(Stored items from a collection)
■ ■ ■ ■
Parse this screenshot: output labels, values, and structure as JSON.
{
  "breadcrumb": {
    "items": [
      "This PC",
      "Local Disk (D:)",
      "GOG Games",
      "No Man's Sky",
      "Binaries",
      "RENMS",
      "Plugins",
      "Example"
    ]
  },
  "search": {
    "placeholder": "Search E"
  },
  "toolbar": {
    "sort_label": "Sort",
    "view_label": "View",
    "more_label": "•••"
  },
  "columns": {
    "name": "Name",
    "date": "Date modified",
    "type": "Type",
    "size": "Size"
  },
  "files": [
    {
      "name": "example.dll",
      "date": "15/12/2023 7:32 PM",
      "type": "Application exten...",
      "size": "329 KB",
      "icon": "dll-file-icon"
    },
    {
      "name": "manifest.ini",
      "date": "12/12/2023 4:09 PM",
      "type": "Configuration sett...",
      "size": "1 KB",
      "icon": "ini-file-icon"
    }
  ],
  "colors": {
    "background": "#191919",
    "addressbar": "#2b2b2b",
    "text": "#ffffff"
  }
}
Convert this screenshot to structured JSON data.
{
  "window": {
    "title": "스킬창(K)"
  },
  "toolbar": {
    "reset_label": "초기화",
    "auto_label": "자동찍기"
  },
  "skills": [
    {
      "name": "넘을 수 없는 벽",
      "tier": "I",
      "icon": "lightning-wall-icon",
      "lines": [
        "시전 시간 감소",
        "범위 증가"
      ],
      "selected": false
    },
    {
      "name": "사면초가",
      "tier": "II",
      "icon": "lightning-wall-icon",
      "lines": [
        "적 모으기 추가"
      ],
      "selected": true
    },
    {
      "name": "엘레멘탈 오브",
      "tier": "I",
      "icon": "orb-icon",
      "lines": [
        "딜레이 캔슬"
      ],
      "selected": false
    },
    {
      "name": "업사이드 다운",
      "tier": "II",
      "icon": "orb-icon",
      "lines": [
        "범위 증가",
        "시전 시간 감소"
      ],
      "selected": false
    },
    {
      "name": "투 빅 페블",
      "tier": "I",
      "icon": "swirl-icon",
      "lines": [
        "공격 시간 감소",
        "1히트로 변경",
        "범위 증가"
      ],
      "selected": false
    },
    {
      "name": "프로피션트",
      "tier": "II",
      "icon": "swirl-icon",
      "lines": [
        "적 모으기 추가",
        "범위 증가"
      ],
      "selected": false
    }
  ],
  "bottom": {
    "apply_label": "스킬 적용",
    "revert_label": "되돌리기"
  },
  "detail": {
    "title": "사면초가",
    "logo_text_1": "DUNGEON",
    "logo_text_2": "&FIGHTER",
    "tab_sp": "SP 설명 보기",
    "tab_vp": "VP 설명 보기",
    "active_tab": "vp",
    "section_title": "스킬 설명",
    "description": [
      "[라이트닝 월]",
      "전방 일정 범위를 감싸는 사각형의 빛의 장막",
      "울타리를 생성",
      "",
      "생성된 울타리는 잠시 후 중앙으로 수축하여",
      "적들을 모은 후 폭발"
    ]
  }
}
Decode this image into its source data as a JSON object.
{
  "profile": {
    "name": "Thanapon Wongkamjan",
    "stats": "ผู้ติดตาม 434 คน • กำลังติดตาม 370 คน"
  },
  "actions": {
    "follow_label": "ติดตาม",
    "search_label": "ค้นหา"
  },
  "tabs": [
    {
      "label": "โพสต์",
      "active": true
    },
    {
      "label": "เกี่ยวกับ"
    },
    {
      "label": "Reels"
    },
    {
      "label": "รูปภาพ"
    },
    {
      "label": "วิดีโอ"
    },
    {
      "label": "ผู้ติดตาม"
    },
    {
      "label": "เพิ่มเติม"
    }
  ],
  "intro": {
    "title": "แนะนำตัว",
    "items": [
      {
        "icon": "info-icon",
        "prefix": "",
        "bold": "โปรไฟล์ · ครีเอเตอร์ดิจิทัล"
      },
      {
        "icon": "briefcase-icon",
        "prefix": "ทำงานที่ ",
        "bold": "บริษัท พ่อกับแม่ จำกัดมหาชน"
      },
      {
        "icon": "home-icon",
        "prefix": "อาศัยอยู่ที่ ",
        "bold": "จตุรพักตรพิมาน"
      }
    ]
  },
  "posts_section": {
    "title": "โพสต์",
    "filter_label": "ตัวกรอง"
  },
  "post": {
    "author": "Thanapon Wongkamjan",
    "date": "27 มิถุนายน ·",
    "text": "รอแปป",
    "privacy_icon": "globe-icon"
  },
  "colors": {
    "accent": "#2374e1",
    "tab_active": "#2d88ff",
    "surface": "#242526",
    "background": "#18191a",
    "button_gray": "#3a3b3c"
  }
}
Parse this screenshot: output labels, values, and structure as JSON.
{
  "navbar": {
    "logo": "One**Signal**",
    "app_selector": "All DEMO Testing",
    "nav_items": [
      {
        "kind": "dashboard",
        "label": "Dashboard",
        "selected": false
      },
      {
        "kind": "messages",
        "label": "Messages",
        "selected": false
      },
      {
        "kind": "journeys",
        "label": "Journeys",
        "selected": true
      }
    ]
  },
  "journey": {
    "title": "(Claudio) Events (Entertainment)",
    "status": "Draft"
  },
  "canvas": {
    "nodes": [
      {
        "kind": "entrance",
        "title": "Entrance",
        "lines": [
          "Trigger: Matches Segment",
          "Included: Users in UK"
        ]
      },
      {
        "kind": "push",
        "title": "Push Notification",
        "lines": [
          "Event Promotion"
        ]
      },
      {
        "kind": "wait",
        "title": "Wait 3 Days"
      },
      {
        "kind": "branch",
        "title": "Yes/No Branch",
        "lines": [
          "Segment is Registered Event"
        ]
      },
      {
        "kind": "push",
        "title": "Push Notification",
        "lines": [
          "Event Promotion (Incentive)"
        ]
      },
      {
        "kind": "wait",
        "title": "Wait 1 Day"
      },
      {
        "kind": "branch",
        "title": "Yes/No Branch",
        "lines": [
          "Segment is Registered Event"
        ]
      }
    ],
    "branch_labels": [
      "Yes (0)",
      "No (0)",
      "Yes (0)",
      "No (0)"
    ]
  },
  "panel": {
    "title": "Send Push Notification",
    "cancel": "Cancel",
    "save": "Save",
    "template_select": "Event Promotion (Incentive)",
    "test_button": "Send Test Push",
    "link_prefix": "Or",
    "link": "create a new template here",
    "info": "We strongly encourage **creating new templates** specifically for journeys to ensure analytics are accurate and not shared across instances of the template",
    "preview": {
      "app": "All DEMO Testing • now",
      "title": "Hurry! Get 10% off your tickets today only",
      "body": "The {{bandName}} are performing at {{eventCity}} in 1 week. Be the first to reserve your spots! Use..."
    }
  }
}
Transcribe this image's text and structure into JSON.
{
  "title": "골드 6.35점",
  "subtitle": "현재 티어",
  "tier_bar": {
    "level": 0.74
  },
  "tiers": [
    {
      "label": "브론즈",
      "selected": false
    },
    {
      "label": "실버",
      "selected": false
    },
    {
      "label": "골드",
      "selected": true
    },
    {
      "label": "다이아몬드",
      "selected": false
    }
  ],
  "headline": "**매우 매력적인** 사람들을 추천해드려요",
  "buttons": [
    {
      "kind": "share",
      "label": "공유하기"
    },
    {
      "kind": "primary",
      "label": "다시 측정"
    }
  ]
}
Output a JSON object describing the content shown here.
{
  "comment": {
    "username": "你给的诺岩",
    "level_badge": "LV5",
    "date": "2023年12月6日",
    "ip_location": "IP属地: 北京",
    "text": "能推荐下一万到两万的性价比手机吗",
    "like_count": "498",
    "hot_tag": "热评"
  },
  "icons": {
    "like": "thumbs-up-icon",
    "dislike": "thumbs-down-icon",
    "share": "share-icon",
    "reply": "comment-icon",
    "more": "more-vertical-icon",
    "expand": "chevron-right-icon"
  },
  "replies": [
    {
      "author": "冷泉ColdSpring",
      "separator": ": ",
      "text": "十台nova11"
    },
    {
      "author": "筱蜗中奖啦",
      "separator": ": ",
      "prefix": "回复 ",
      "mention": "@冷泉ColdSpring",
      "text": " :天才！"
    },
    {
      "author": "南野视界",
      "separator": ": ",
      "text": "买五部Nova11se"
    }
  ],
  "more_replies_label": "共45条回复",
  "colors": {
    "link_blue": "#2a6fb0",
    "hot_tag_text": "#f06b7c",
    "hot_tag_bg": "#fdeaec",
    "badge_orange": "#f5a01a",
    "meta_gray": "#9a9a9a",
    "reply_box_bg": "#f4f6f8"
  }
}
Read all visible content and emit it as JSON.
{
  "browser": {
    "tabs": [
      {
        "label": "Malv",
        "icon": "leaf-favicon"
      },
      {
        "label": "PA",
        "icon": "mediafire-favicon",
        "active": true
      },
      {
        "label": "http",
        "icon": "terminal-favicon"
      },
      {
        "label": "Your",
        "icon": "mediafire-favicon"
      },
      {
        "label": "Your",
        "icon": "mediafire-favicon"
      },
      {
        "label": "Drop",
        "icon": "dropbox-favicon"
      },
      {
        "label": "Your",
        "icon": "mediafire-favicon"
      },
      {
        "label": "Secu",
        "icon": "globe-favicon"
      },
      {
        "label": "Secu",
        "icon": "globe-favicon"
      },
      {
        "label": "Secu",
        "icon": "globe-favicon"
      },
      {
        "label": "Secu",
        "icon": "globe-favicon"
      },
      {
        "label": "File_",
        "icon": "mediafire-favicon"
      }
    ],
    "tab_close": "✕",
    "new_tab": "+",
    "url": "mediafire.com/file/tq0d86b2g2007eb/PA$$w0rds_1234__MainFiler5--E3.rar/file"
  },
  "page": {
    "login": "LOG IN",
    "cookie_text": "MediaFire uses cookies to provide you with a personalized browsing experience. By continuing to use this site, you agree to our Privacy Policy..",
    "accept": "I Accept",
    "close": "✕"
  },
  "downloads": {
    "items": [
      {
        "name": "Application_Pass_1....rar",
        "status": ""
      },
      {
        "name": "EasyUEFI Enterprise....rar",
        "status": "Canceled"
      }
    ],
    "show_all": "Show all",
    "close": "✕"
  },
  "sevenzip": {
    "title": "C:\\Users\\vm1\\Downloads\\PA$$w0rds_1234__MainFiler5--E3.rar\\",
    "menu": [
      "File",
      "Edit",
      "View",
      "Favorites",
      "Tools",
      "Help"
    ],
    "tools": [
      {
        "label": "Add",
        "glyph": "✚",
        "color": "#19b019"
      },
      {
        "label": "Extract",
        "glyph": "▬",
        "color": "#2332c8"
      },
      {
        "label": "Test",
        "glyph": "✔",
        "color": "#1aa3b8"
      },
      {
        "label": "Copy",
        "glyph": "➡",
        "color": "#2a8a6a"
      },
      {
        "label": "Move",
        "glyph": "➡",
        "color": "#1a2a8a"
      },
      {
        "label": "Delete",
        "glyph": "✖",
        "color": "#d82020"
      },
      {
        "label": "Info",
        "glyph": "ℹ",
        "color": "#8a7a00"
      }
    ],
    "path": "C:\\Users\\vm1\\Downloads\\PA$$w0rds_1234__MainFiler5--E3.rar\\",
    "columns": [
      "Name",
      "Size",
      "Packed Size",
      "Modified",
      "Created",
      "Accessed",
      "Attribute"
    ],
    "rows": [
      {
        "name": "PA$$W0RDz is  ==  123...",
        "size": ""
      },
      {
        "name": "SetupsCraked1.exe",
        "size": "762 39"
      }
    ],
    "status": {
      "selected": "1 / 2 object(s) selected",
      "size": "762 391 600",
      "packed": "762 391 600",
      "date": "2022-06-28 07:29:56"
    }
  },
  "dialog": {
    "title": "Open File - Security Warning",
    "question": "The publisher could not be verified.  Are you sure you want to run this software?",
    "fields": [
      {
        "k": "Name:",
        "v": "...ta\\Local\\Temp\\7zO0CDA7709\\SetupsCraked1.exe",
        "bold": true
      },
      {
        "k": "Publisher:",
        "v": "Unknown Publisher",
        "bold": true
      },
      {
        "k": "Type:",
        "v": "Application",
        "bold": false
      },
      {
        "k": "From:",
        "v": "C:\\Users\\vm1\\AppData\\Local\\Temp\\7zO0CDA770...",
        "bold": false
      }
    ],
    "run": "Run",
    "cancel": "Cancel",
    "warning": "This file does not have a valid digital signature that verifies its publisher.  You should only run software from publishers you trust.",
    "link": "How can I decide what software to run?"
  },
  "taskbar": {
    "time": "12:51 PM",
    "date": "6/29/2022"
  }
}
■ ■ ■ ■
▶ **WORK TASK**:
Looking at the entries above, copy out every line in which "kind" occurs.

▶ **EXERCISE ANSWER**:
        "kind": "dashboard",
        "kind": "messages",
        "kind": "journeys",
        "kind": "entrance",
        "kind": "push",
        "kind": "wait",
        "kind": "branch",
        "kind": "push",
        "kind": "wait",
        "kind": "branch",
      "kind": "share",
      "kind": "primary",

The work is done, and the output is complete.